I just spent time at the home of a dear friend. She hosted a tea in honor of another of our friends who recently moved and will not be around as often. Something like 30 or 40 beautiful souls were gathered, most of who played a vital role in my life during one of our pastoral stints. They range in age from 60s to 90-something, cross an array of theological perspectives, and represent the whole gamut of personalities. They certainly disagree, and often, but they always choose to be together. Never have I known a group of people who also always accept me, never judging, ceaselessly encouraging – no matter what.
I needed that today. Don’t we always need that in our lives? It is self-evident we need people near who will encourage us. Still more important are the ones who have gone before me and can laugh at my discomfort with turning 50. Those who know that while it seems my professional life has ended, it is in fact, truly beginning – and means something. Those who can see from an already-lived space and see into me – as. I. am. – and, with a faith they allowed me to lead them in (what humility, what grace), speak back into me the truth that God is working, God is not done, God is faithful.
These women are individuals and a community that praise. They praise God always and they praise each other with equal fervor—is not that just praising God all over again?

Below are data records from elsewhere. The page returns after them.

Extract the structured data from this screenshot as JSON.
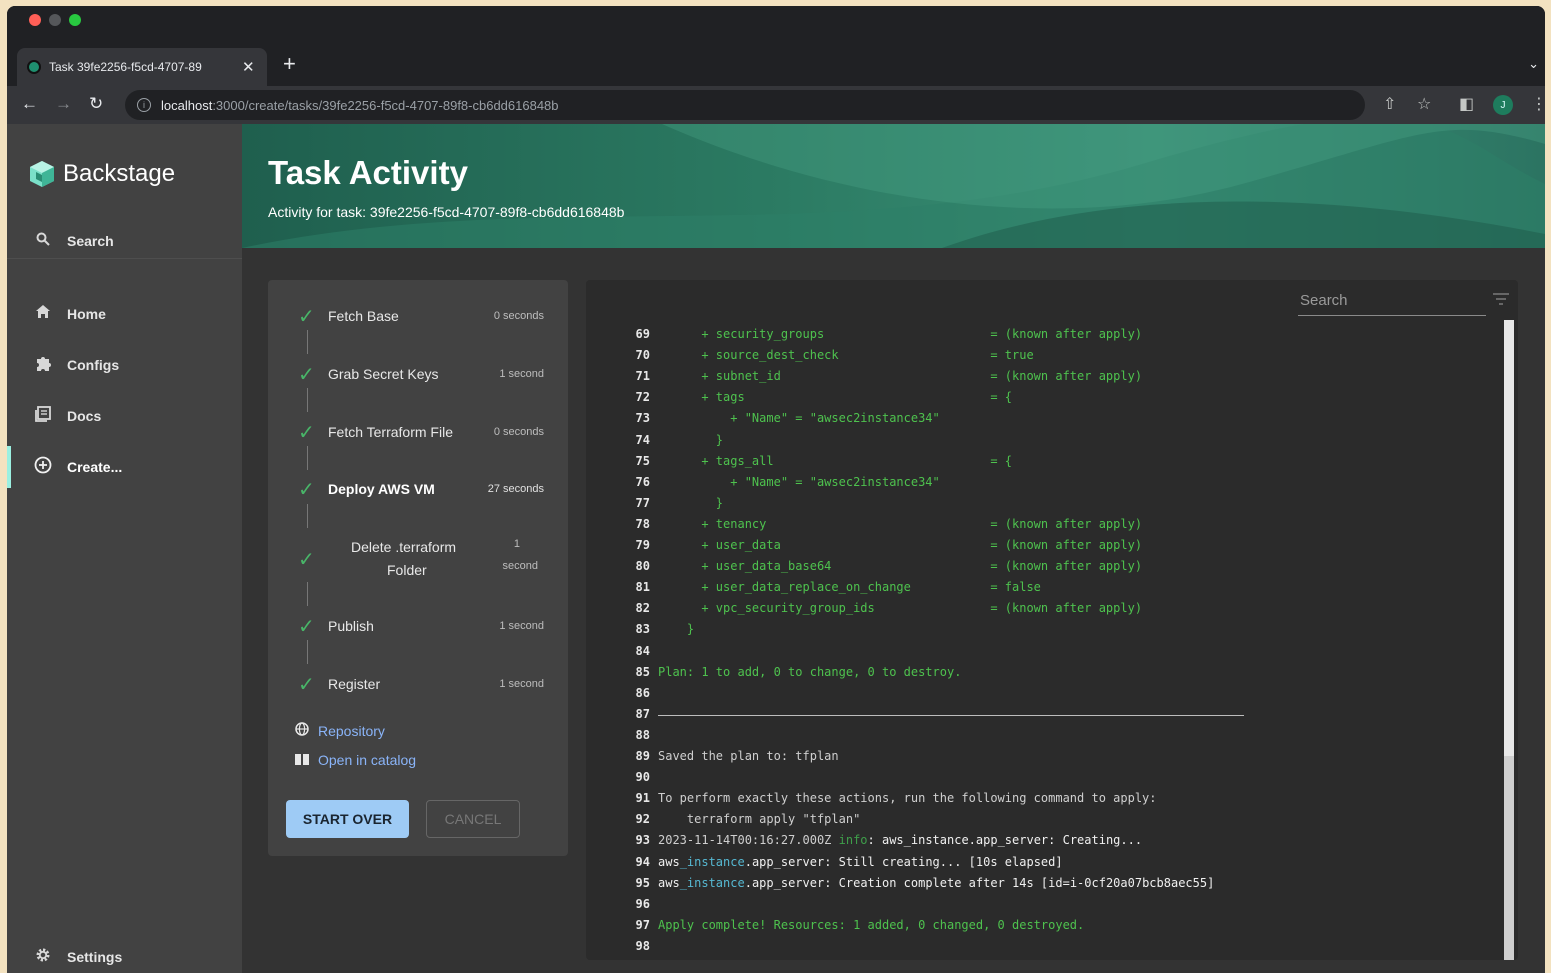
{
  "browser": {
    "tab_title": "Task 39fe2256-f5cd-4707-89",
    "url_host": "localhost",
    "url_path": ":3000/create/tasks/39fe2256-f5cd-4707-89f8-cb6dd616848b",
    "profile_initial": "J"
  },
  "sidebar": {
    "brand": "Backstage",
    "search": "Search",
    "items": [
      {
        "label": "Home",
        "icon": "home-icon"
      },
      {
        "label": "Configs",
        "icon": "puzzle-icon"
      },
      {
        "label": "Docs",
        "icon": "docs-icon"
      },
      {
        "label": "Create...",
        "icon": "plus-circle-icon"
      }
    ],
    "settings": "Settings"
  },
  "header": {
    "title": "Task Activity",
    "subtitle": "Activity for task: 39fe2256-f5cd-4707-89f8-cb6dd616848b"
  },
  "steps": [
    {
      "label": "Fetch Base",
      "time": "0 seconds"
    },
    {
      "label": "Grab Secret Keys",
      "time": "1 second"
    },
    {
      "label": "Fetch Terraform File",
      "time": "0 seconds"
    },
    {
      "label": "Deploy AWS VM",
      "time": "27 seconds"
    },
    {
      "label": "Delete .terraform Folder",
      "label_line1": "Delete .terraform",
      "label_line2": "Folder",
      "time": "1 second",
      "time_line1": "1",
      "time_line2": "second"
    },
    {
      "label": "Publish",
      "time": "1 second"
    },
    {
      "label": "Register",
      "time": "1 second"
    }
  ],
  "links": {
    "repository": "Repository",
    "open_in_catalog": "Open in catalog"
  },
  "buttons": {
    "start_over": "START OVER",
    "cancel": "CANCEL"
  },
  "log": {
    "search_placeholder": "Search",
    "lines": [
      {
        "n": "69",
        "segments": [
          {
            "t": "      + security_groups                       = (known after apply)",
            "c": "green"
          }
        ]
      },
      {
        "n": "70",
        "segments": [
          {
            "t": "      + source_dest_check                     = true",
            "c": "green"
          }
        ]
      },
      {
        "n": "71",
        "segments": [
          {
            "t": "      + subnet_id                             = (known after apply)",
            "c": "green"
          }
        ]
      },
      {
        "n": "72",
        "segments": [
          {
            "t": "      + tags                                  = {",
            "c": "green"
          }
        ]
      },
      {
        "n": "73",
        "segments": [
          {
            "t": "          + \"Name\" = \"awsec2instance34\"",
            "c": "green"
          }
        ]
      },
      {
        "n": "74",
        "segments": [
          {
            "t": "        }",
            "c": "green"
          }
        ]
      },
      {
        "n": "75",
        "segments": [
          {
            "t": "      + tags_all                              = {",
            "c": "green"
          }
        ]
      },
      {
        "n": "76",
        "segments": [
          {
            "t": "          + \"Name\" = \"awsec2instance34\"",
            "c": "green"
          }
        ]
      },
      {
        "n": "77",
        "segments": [
          {
            "t": "        }",
            "c": "green"
          }
        ]
      },
      {
        "n": "78",
        "segments": [
          {
            "t": "      + tenancy                               = (known after apply)",
            "c": "green"
          }
        ]
      },
      {
        "n": "79",
        "segments": [
          {
            "t": "      + user_data                             = (known after apply)",
            "c": "green"
          }
        ]
      },
      {
        "n": "80",
        "segments": [
          {
            "t": "      + user_data_base64                      = (known after apply)",
            "c": "green"
          }
        ]
      },
      {
        "n": "81",
        "segments": [
          {
            "t": "      + user_data_replace_on_change           = false",
            "c": "green"
          }
        ]
      },
      {
        "n": "82",
        "segments": [
          {
            "t": "      + vpc_security_group_ids                = (known after apply)",
            "c": "green"
          }
        ]
      },
      {
        "n": "83",
        "segments": [
          {
            "t": "    }",
            "c": "green"
          }
        ]
      },
      {
        "n": "84",
        "segments": []
      },
      {
        "n": "85",
        "segments": [
          {
            "t": "Plan: 1 to add, 0 to change, 0 to destroy.",
            "c": "green"
          }
        ]
      },
      {
        "n": "86",
        "segments": []
      },
      {
        "n": "87",
        "segments": []
      },
      {
        "n": "88",
        "segments": []
      },
      {
        "n": "89",
        "segments": [
          {
            "t": "Saved the plan to: tfplan",
            "c": "gray"
          }
        ]
      },
      {
        "n": "90",
        "segments": []
      },
      {
        "n": "91",
        "segments": [
          {
            "t": "To perform exactly these actions, run the following command to apply:",
            "c": "gray"
          }
        ]
      },
      {
        "n": "92",
        "segments": [
          {
            "t": "    terraform apply \"tfplan\"",
            "c": "gray"
          }
        ]
      },
      {
        "n": "93",
        "segments": [
          {
            "t": "2023-11-14T00:16:27.000Z ",
            "c": "gray"
          },
          {
            "t": "info",
            "c": "dimgreen"
          },
          {
            "t": ": ",
            "c": "white"
          },
          {
            "t": "aws_instance.app_server",
            "c": "white"
          },
          {
            "t": ": Creating...",
            "c": "white"
          }
        ]
      },
      {
        "n": "94",
        "segments": [
          {
            "t": "aws",
            "c": "white"
          },
          {
            "t": "_instance",
            "c": "cyan"
          },
          {
            "t": ".app_server: Still creating... [10s elapsed]",
            "c": "white"
          }
        ]
      },
      {
        "n": "95",
        "segments": [
          {
            "t": "aws",
            "c": "white"
          },
          {
            "t": "_instance",
            "c": "cyan"
          },
          {
            "t": ".app_server: Creation complete after 14s [id=i-0cf20a07bcb8aec55]",
            "c": "white"
          }
        ]
      },
      {
        "n": "96",
        "segments": []
      },
      {
        "n": "97",
        "segments": [
          {
            "t": "Apply complete! Resources: 1 added, 0 changed, 0 destroyed.",
            "c": "green"
          }
        ]
      },
      {
        "n": "98",
        "segments": []
      }
    ]
  },
  "colors": {
    "accent": "#9ecbf5",
    "success": "#48b568",
    "header_start": "#1f5f4e",
    "header_end": "#3a8f76"
  }
}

And with Adam Phillips, “ . . . imagine a world in which . . . we praise whatever we can.” Because, without praise there is only judgment. Judgment is shallow, it discourages, it injures, it cannot see possibility. “The judged self can only be judged but not known.” And that goes for the judgment of others, as well as self-judgment.
Judgment is an interpretation, and it is only one interpretation. Interpretation sets limits. And credence to a single interpretation leaves the object of interpretation perverted and monochromatic, and in the very least, grossly misunderstood. Phillips observes this even in our heroes, “Tragic heroes always underinterpret, are always emperors of one idea.” We are complex people, we image a God vaster than can be conceived—of course it would follow that each person has more facets to be discovered, known. And we change, and are formed by others we encounter and places we go, give form to people who change and reform . . . .
Eleanor Roosevelt said it beautifully: “when you adopt the standards and the values of someone else . . . you surrender your own integrity [and] become, to the extent of your own surrender, less of a human being.” When I accept the judgment, the interpretation that someone ascribes to be, I surrender to a lesser self, not the fullness of who I am.
Suddenly turning 50 doesn’t seem quite so bad. My time with these amazing people today reminds me what I have been missing. Namely, I need a community that comprises those older than me, those committed to me and to each other. I also need people who are younger on whom I may bestow the same graces and acceptance. Surely this is the Body of Christ. Truly this is the Kingdom of Heaven on earth!